A GT3 racer for the road? It certainly looks like it!
Seeing the GT-R doubles up as Daivd’s daily, he’s kept things a little simpler in the interior. Here, comfort and compliance still takes center stage.
He’s first gone with a custom Bulletproof Automotive steering wheel, which features a more ergonomically-shaped exterior rim section wrapped in soft leather.
And along with a more supportive Recaro Pole Position carbon driver’s seat, David spiced things up with additional carbon trim.
During Nakai-san’s last trip to the US, David had a chance to meet up with the man behind RAUH-Welt as he was putting the finishing touches on the twelfth stateside-built RWB car. During one of Nakai’s many smoke breaks he took a step out of the Fatlace workshop, noticed David’s GT-R, and then immediately went over to check it out.
They started chatting; David explaining that at the time it wasn’t quite finished yet. When he asked for an autograph Nakai went straight to the dashboard rather than David’s t-shirt! It’s something that’s become quite a conversation starter.
If function was the main aim with this build, then where’s the corresponding bump in performance to back up the looks I hear you ask.
Well fear not, because this is definitely one area where David had no intention of overlooking.

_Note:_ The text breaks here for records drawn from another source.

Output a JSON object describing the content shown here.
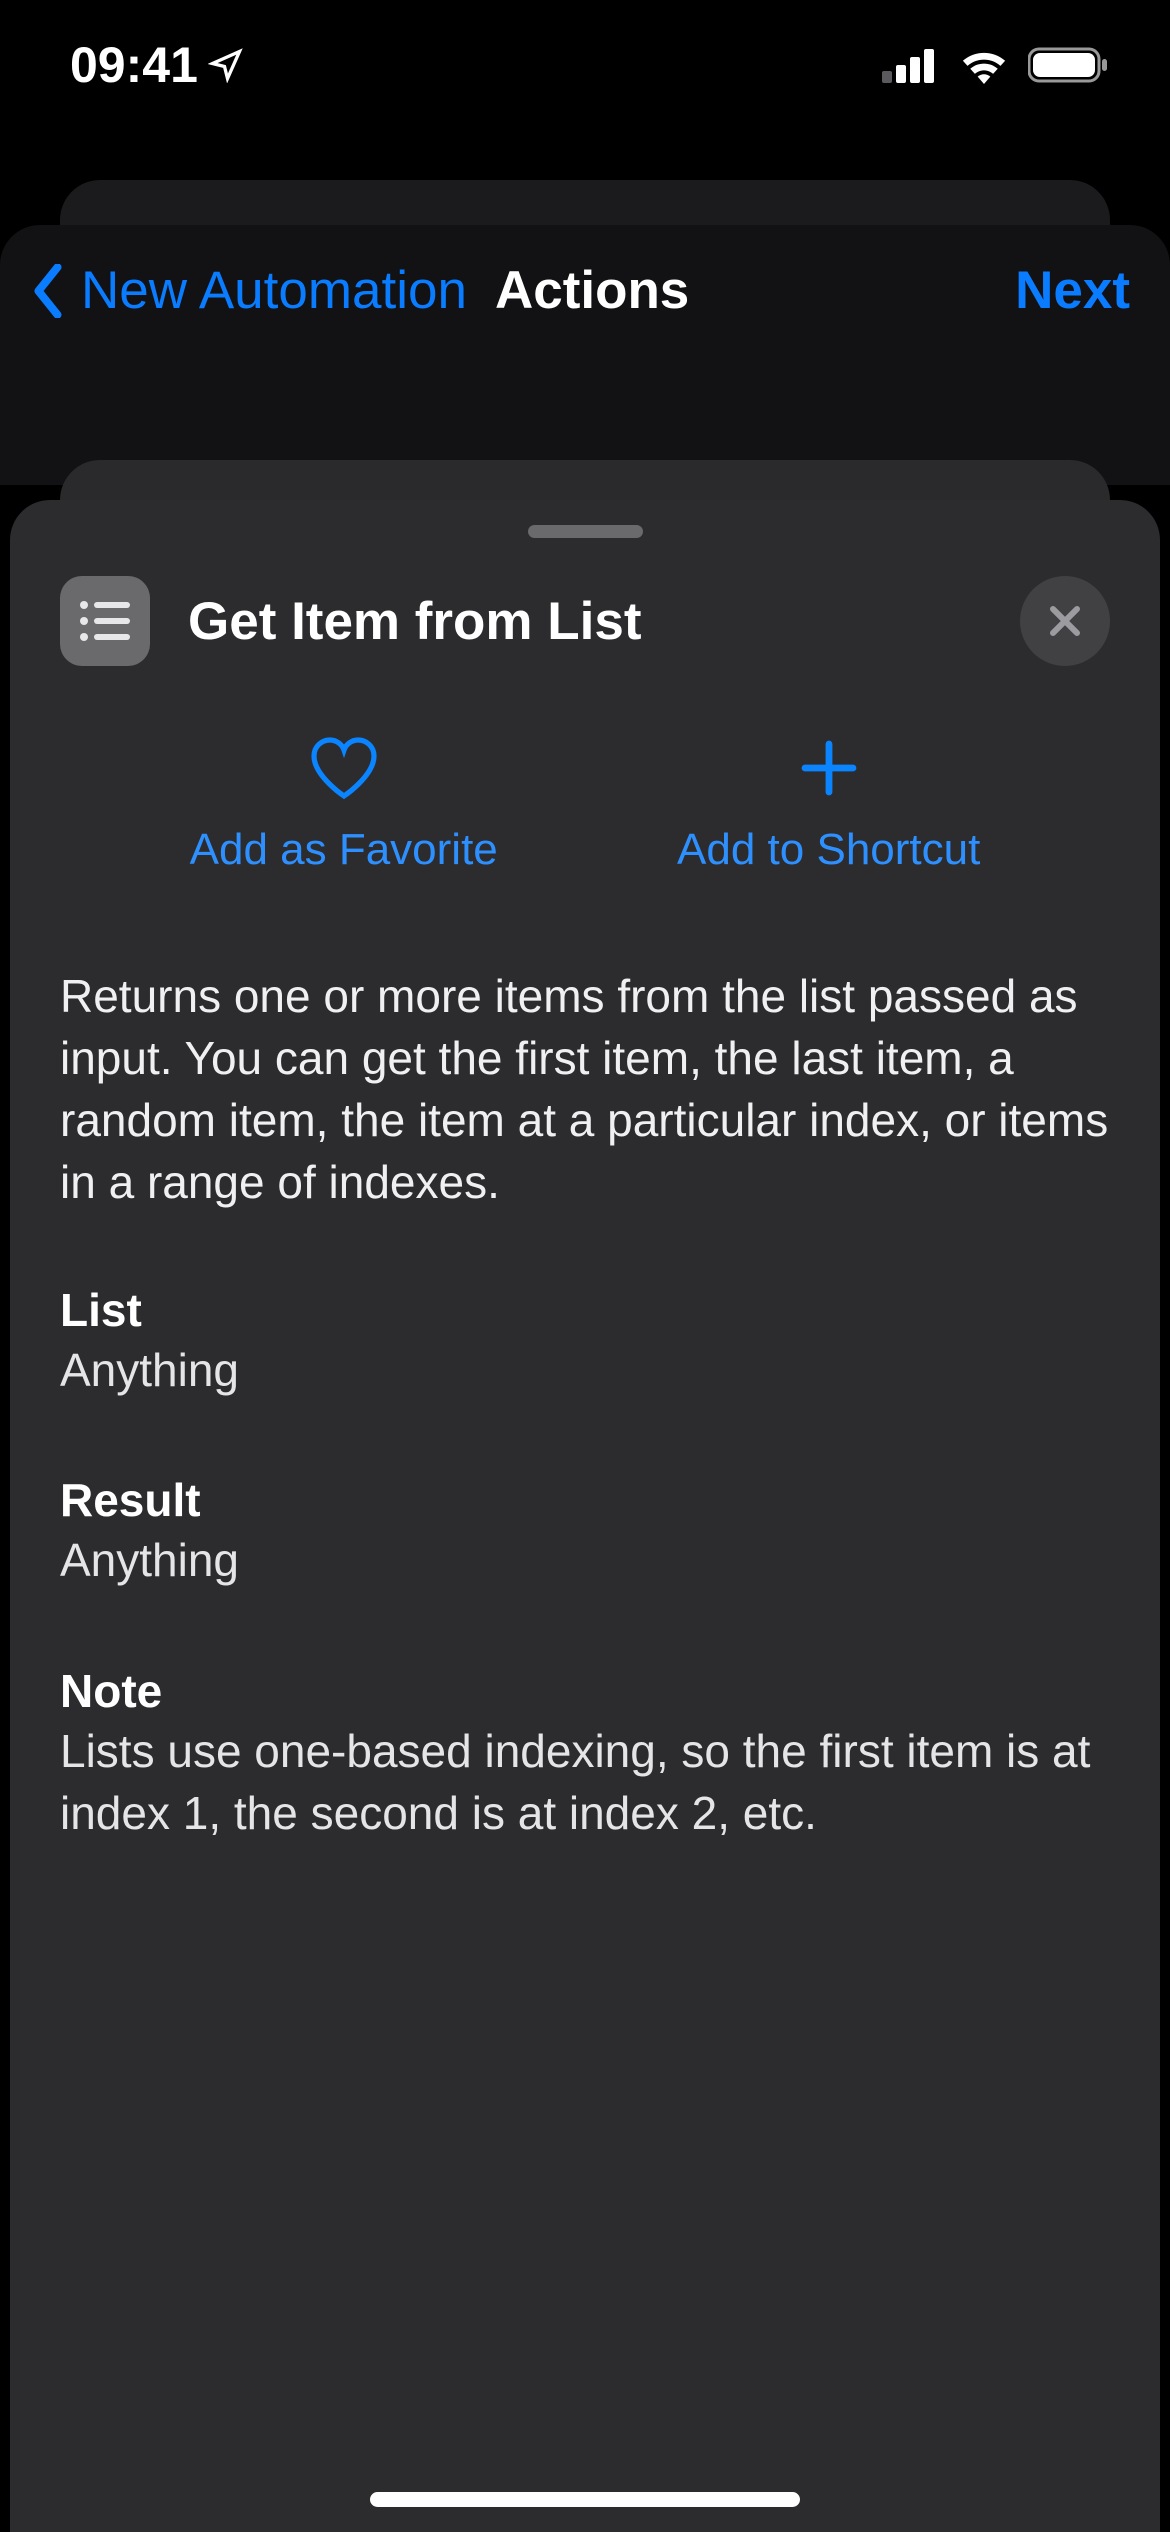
{
  "status": {
    "time": "09:41"
  },
  "nav": {
    "back_label": "New Automation",
    "title": "Actions",
    "next_label": "Next"
  },
  "sheet": {
    "title": "Get Item from List",
    "favorite_label": "Add as Favorite",
    "shortcut_label": "Add to Shortcut",
    "description": "Returns one or more items from the list passed as input. You can get the first item, the last item, a random item, the item at a particular index, or items in a range of indexes.",
    "sections": {
      "list": {
        "heading": "List",
        "value": "Anything"
      },
      "result": {
        "heading": "Result",
        "value": "Anything"
      },
      "note": {
        "heading": "Note",
        "value": "Lists use one-based indexing, so the first item is at index 1, the second is at index 2, etc."
      }
    }
  }
}
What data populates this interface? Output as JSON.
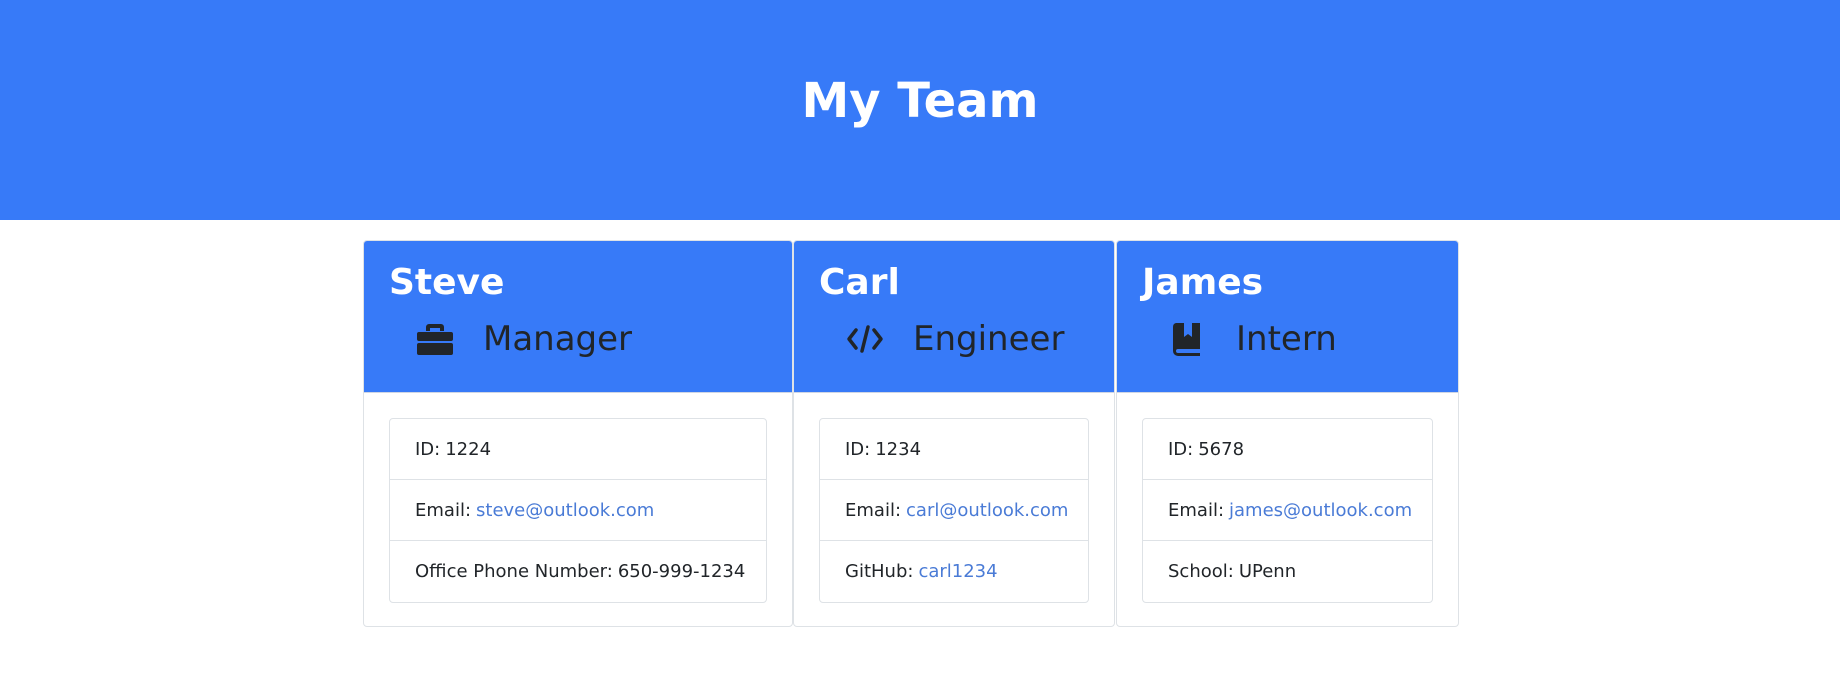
{
  "header": {
    "title": "My Team"
  },
  "colors": {
    "accent": "#377af8",
    "link": "#4a7bd6",
    "text": "#212529"
  },
  "cards": [
    {
      "name": "Steve",
      "role": "Manager",
      "role_icon": "briefcase-icon",
      "id_label": "ID:",
      "id": "1224",
      "email_label": "Email:",
      "email": "steve@outlook.com",
      "extra_label": "Office Phone Number:",
      "extra": "650-999-1234"
    },
    {
      "name": "Carl",
      "role": "Engineer",
      "role_icon": "code-icon",
      "id_label": "ID:",
      "id": "1234",
      "email_label": "Email:",
      "email": "carl@outlook.com",
      "extra_label": "GitHub:",
      "extra": "carl1234"
    },
    {
      "name": "James",
      "role": "Intern",
      "role_icon": "book-icon",
      "id_label": "ID:",
      "id": "5678",
      "email_label": "Email:",
      "email": "james@outlook.com",
      "extra_label": "School:",
      "extra": "UPenn"
    }
  ]
}
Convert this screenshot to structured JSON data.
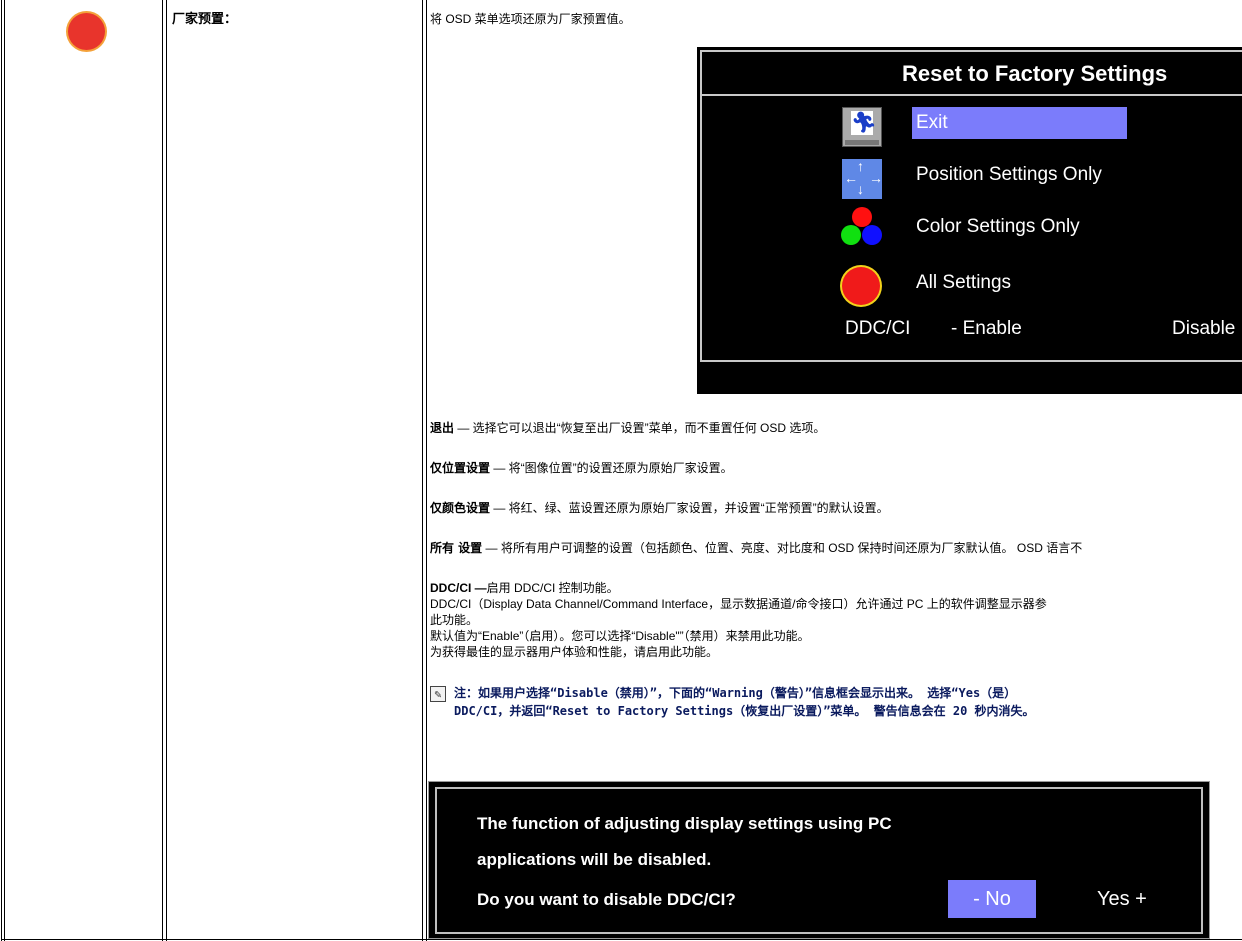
{
  "left_column": {
    "icon": "all-settings-circle-icon"
  },
  "section_title": "厂家预置：",
  "intro": "将 OSD 菜单选项还原为厂家预置值。",
  "osd": {
    "title": "Reset to Factory Settings",
    "items": [
      {
        "label": "Exit",
        "icon": "exit-icon",
        "selected": true
      },
      {
        "label": "Position Settings Only",
        "icon": "position-arrows-icon"
      },
      {
        "label": "Color Settings Only",
        "icon": "rgb-circles-icon"
      },
      {
        "label": "All Settings",
        "icon": "red-circle-icon"
      }
    ],
    "ddc_label": "DDC/CI",
    "ddc_enable": "- Enable",
    "ddc_disable": "Disable",
    "selected_color": "#7b7cfb"
  },
  "descriptions": [
    {
      "term": "退出",
      "text": " — 选择它可以退出“恢复至出厂设置”菜单，而不重置任何 OSD 选项。"
    },
    {
      "term": "仅位置设置",
      "text": " — 将“图像位置”的设置还原为原始厂家设置。"
    },
    {
      "term": "仅颜色设置",
      "text": " — 将红、绿、蓝设置还原为原始厂家设置，并设置“正常预置”的默认设置。"
    },
    {
      "term": "所有 设置",
      "text": " — 将所有用户可调整的设置（包括颜色、位置、亮度、对比度和 OSD 保持时间还原为厂家默认值。 OSD 语言不"
    }
  ],
  "ddc": {
    "term": "DDC/CI —",
    "text": "启用 DDC/CI 控制功能。",
    "line2": "DDC/CI（Display Data Channel/Command Interface，显示数据通道/命令接口）允许通过 PC 上的软件调整显示器参",
    "line3": "此功能。",
    "line4": "默认值为“Enable”（启用）。您可以选择“Disable\"”（禁用）来禁用此功能。",
    "line5": "为获得最佳的显示器用户体验和性能，请启用此功能。"
  },
  "note": {
    "line1": "注：如果用户选择“Disable（禁用）”，下面的“Warning（警告）”信息框会显示出来。 选择“Yes（是）",
    "line2": "DDC/CI，并返回“Reset to Factory Settings（恢复出厂设置）”菜单。 警告信息会在 20 秒内消失。"
  },
  "warning": {
    "line1": "The function of adjusting display settings using PC",
    "line2": "applications will be disabled.",
    "line3": "Do you want to disable DDC/CI?",
    "no_label": "- No",
    "yes_label": "Yes +"
  }
}
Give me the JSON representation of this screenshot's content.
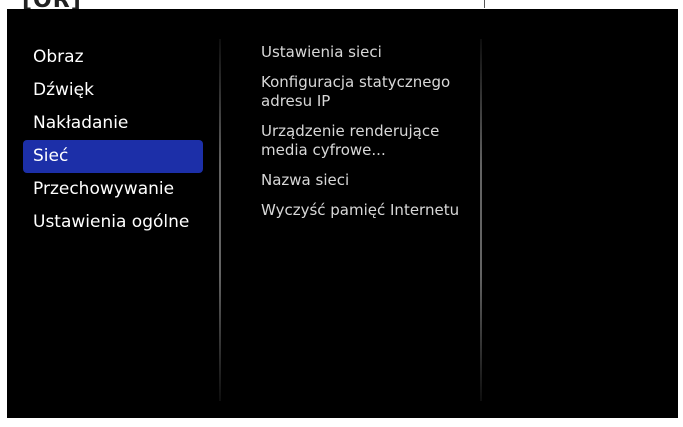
{
  "top_fragment": "[OR]",
  "menu": {
    "items": [
      {
        "label": "Obraz",
        "selected": false
      },
      {
        "label": "Dźwięk",
        "selected": false
      },
      {
        "label": "Nakładanie",
        "selected": false
      },
      {
        "label": "Sieć",
        "selected": true
      },
      {
        "label": "Przechowywanie",
        "selected": false
      },
      {
        "label": "Ustawienia ogólne",
        "selected": false
      }
    ]
  },
  "submenu": {
    "items": [
      {
        "label": "Ustawienia sieci"
      },
      {
        "label": "Konfiguracja statycznego adresu IP"
      },
      {
        "label": "Urządzenie renderujące media cyfrowe..."
      },
      {
        "label": "Nazwa sieci"
      },
      {
        "label": "Wyczyść pamięć Internetu"
      }
    ]
  },
  "colors": {
    "background": "#000000",
    "selection": "#1c2fa8",
    "menu_text": "#ffffff",
    "submenu_text": "#d8d8d8"
  }
}
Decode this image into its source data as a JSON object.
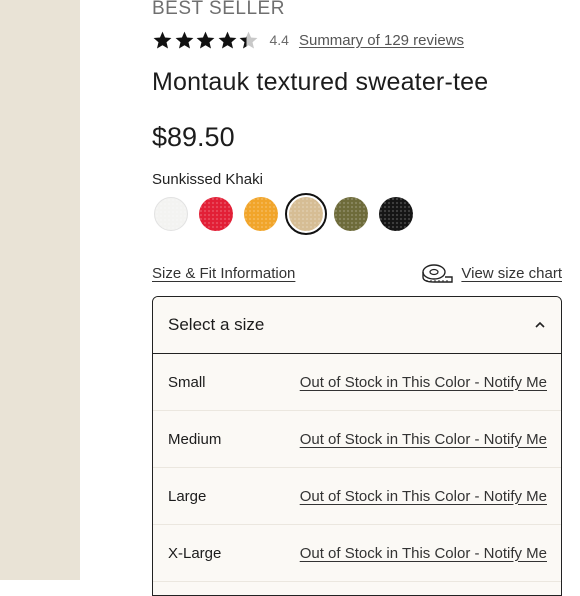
{
  "product": {
    "badge": "BEST SELLER",
    "rating": {
      "value": "4.4",
      "stars": 4.4,
      "reviews_link": "Summary of 129 reviews"
    },
    "title": "Montauk textured sweater-tee",
    "price": "$89.50",
    "selected_color": "Sunkissed Khaki"
  },
  "swatches": [
    {
      "name": "white-swatch",
      "color": "#f3f3f1"
    },
    {
      "name": "red-swatch",
      "color": "#e21f36"
    },
    {
      "name": "yellow-swatch",
      "color": "#f1a52a"
    },
    {
      "name": "khaki-swatch",
      "color": "#d6bd94",
      "selected": true
    },
    {
      "name": "olive-swatch",
      "color": "#6e6b3a"
    },
    {
      "name": "black-swatch",
      "color": "#151515"
    }
  ],
  "links": {
    "size_fit": "Size & Fit Information",
    "size_chart": "View size chart"
  },
  "size_select": {
    "label": "Select a size",
    "options": [
      {
        "size": "Small",
        "status": "Out of Stock in This Color - Notify Me"
      },
      {
        "size": "Medium",
        "status": "Out of Stock in This Color - Notify Me"
      },
      {
        "size": "Large",
        "status": "Out of Stock in This Color - Notify Me"
      },
      {
        "size": "X-Large",
        "status": "Out of Stock in This Color - Notify Me"
      }
    ]
  },
  "icons": {
    "star": "star-icon",
    "tape": "measuring-tape-icon",
    "chevron": "chevron-up-icon"
  }
}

Despite the fact that the engine bay looks pretty much stock aside from the addition of the Nismo engine cover, there is much going on in and around the VR38DETT.
To start things off the stock turbochargers have been replaced by a pair of AMS Alpha 9 blowers mated to Swizter downpipes and running out to a Meisterschaft exhaust system. David had the block blue-printed by FFTEC Motorsports and fitted CP forged pistons and Carillo H-section connecting rods to make sure the engine was able to take the abuse of an extra dose of boost. Compression was set at 9.0:1, and the cylinder heads treated to some machining and port matching before being outfitted with Kelford valve springs, retainers and a set of 266-deg camshafts for both the intake and exhaust. For its performance properties the engine is run on E85, which is liberally provided by a pair of Walbro pumps and a six 2000cc/min injectors.
The AMS intercooler is one of a few giveaways that this engine isn’t quite so stock. The complete setup, as tuned through a Cobb Access Port, has been dyno-measured at 930whp, but turned down to a more reliable 797hp – still serious numbers for a serious car. To make sure the six-speed, dual-clutch transaxle transmission was up to the job of handling the extra power and torque, David sent it off to Jacks Transmissions where carbon-Kevlar clutch discs were fitted for piece of mind.
David is over the moon with how the GT-R has tuned out, and the response it’s been getting in the import scene. The R35 currently runs a gloss white vinyl wrap which was added to make it more presentable for the recent BLOX Evolution show.
There it picked up an award for ‘Best Appearance’, which despite the fact that David never built the Nissan to exhibit in shows, or for any other reason than to satisfy his own need to have a car like this, he was very happy with the recognition.
David eventually plans to get the car properly painted, as well as fitting the Varis rear bumper that’s currently on order – so he’s only a few more parts away from completing his project. It’s taken constant work and dedication to get to this point, but that dream of having his very own interpretation of a GT3 race car for the road is very real.
He might boast an 800hp street car capable of nine-second quarter mile passes, but nothing satisfies David more than hearing his son say, “My dad’s car is the best.” Like I said, every car has its story, and some are more touching than others.
Dino Dalle Carbonare
Photos By Larry Chen
Story Produced by Elizabeth White